:: Records for this exercise ::

#####

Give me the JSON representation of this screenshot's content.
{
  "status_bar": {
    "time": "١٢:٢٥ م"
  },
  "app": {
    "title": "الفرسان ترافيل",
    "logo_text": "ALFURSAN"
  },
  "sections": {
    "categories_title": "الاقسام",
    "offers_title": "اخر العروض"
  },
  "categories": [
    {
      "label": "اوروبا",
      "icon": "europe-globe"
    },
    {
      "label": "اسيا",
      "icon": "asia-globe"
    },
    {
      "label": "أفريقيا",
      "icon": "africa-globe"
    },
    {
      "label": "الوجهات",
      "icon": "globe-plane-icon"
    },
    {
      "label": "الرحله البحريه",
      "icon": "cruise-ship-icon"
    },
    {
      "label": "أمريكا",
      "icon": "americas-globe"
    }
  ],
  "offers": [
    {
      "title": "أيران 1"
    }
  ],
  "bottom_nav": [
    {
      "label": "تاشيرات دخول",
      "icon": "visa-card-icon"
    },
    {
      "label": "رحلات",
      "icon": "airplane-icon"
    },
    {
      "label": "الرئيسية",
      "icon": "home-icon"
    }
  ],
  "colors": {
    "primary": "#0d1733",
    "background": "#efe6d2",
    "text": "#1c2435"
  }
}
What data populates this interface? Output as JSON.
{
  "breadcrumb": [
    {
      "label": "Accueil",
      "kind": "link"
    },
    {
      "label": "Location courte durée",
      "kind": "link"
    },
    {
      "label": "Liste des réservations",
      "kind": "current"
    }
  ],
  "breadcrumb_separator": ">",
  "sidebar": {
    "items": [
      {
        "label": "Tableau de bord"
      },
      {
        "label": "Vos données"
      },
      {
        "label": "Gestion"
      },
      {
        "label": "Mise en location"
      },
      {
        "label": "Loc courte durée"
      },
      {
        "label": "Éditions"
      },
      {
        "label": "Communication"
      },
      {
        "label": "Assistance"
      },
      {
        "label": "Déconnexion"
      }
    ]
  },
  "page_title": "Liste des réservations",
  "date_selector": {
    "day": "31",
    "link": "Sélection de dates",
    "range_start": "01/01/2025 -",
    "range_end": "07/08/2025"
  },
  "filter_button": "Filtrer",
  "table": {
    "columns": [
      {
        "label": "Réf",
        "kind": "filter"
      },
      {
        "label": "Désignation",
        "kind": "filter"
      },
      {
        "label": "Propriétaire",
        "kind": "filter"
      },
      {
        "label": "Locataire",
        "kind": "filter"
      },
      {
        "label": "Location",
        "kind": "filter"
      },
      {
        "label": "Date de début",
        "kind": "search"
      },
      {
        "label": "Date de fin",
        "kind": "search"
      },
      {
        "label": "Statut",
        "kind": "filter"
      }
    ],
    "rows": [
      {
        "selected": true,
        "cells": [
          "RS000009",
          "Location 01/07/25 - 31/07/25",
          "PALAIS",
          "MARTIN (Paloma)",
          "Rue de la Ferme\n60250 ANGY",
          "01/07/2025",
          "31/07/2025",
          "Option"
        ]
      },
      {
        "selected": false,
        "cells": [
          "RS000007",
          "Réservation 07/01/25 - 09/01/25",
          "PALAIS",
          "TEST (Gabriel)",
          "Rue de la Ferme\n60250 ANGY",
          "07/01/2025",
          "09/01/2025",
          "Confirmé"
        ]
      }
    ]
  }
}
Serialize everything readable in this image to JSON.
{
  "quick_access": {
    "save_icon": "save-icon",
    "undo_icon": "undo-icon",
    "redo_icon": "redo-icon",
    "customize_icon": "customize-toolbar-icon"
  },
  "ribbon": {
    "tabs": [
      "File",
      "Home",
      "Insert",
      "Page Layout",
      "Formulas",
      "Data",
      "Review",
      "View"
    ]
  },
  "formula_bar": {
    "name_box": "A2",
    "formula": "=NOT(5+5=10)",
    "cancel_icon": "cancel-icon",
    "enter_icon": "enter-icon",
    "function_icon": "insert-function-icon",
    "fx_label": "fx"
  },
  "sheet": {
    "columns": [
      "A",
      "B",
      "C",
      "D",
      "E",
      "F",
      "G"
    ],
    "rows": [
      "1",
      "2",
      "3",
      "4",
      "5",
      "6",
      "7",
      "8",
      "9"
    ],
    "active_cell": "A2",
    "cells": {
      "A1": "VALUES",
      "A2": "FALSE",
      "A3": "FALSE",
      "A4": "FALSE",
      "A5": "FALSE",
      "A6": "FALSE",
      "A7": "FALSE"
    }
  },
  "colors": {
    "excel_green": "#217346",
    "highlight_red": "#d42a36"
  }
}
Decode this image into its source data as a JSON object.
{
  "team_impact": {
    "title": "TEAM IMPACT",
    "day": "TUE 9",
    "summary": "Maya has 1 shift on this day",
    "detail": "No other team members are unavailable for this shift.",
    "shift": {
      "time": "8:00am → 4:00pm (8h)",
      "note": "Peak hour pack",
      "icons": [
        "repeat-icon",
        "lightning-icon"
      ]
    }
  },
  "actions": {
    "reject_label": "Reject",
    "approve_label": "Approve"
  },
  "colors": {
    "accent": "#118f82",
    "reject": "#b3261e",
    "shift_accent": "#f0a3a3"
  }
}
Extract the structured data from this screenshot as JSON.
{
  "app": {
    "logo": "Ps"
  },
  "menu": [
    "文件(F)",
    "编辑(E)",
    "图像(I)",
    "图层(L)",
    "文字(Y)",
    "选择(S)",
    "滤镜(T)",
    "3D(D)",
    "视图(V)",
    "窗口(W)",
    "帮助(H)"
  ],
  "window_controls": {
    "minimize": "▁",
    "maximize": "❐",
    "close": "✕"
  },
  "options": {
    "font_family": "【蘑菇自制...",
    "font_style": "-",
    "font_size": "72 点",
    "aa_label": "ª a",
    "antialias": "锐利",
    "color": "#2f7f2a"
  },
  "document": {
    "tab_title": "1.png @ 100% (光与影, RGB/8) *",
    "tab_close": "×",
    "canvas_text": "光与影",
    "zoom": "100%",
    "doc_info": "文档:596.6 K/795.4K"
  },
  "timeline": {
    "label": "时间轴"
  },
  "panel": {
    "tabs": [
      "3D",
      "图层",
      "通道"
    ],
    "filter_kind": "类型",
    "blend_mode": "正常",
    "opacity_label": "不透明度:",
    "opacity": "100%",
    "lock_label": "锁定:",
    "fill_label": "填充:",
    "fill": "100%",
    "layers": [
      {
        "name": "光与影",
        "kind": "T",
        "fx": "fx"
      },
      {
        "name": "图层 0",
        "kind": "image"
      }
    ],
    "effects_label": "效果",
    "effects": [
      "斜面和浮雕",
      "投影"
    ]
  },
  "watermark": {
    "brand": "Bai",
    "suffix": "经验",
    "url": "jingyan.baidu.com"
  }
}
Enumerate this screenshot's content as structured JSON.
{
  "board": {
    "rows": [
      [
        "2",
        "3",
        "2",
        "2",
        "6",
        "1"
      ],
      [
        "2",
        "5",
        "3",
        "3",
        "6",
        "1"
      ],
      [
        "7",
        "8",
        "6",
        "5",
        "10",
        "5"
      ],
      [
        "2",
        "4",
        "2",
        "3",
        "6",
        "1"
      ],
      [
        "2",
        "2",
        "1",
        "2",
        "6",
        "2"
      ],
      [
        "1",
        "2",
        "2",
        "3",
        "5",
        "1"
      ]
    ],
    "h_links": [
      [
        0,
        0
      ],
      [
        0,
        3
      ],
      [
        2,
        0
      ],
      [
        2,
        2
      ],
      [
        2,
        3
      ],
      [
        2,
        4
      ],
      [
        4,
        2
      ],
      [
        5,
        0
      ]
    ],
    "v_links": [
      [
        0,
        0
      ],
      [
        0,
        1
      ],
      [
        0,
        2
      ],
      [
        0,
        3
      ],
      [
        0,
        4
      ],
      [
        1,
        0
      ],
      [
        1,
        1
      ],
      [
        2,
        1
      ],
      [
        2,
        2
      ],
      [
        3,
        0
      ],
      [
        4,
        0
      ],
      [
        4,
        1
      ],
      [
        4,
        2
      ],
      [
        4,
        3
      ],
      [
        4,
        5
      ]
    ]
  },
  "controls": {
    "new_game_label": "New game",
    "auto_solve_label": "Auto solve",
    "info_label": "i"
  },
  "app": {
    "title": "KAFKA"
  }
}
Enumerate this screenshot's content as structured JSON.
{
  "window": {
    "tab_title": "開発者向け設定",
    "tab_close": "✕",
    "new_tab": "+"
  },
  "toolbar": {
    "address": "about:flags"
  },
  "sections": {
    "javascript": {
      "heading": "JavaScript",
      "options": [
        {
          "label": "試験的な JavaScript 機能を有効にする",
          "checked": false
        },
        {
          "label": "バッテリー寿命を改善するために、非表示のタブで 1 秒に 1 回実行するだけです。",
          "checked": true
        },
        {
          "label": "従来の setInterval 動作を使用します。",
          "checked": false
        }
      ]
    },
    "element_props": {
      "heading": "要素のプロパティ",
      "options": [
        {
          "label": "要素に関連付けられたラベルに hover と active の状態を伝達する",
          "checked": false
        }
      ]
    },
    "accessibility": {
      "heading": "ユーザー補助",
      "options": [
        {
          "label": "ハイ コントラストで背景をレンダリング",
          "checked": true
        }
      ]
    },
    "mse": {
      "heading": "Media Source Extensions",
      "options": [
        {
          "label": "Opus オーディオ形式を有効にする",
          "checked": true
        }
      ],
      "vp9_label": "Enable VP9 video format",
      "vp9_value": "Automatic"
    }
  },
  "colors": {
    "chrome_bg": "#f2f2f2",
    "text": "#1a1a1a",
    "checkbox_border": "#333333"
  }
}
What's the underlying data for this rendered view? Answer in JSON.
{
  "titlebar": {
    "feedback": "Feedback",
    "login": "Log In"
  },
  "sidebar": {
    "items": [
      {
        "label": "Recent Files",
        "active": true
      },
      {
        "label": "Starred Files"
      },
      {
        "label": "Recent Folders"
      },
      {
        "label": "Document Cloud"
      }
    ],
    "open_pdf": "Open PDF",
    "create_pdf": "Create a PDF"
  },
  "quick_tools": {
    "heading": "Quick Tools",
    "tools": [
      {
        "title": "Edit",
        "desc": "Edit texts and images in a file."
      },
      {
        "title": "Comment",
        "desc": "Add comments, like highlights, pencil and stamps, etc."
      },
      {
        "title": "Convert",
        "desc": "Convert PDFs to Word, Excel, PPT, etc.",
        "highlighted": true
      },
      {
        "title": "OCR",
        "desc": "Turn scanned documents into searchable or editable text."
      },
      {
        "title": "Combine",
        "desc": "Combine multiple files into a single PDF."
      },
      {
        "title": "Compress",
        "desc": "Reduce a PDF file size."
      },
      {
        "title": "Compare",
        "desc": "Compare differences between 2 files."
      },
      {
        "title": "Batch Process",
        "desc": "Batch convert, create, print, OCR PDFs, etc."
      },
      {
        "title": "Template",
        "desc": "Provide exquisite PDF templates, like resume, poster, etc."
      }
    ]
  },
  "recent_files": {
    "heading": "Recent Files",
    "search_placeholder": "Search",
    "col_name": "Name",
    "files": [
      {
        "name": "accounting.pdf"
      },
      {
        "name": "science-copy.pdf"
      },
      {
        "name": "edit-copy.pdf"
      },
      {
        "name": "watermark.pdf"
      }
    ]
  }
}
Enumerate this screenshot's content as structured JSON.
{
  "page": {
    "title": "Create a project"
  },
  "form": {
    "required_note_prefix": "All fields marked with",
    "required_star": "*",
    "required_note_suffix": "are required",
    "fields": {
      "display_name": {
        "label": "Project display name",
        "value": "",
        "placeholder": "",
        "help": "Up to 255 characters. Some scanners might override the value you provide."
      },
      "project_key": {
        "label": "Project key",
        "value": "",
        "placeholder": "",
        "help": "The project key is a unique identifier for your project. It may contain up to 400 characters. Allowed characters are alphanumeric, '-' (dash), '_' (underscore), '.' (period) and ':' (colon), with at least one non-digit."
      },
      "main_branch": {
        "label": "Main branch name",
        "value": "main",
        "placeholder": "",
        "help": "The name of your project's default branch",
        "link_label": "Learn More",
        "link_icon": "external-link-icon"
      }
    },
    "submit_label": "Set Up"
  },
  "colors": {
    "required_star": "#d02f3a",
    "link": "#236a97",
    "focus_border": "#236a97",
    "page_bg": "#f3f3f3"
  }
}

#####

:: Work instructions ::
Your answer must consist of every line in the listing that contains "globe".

:: Exercise answer ::
      "icon": "europe-globe"
      "icon": "asia-globe"
      "icon": "africa-globe"
      "icon": "globe-plane-icon"
      "icon": "americas-globe"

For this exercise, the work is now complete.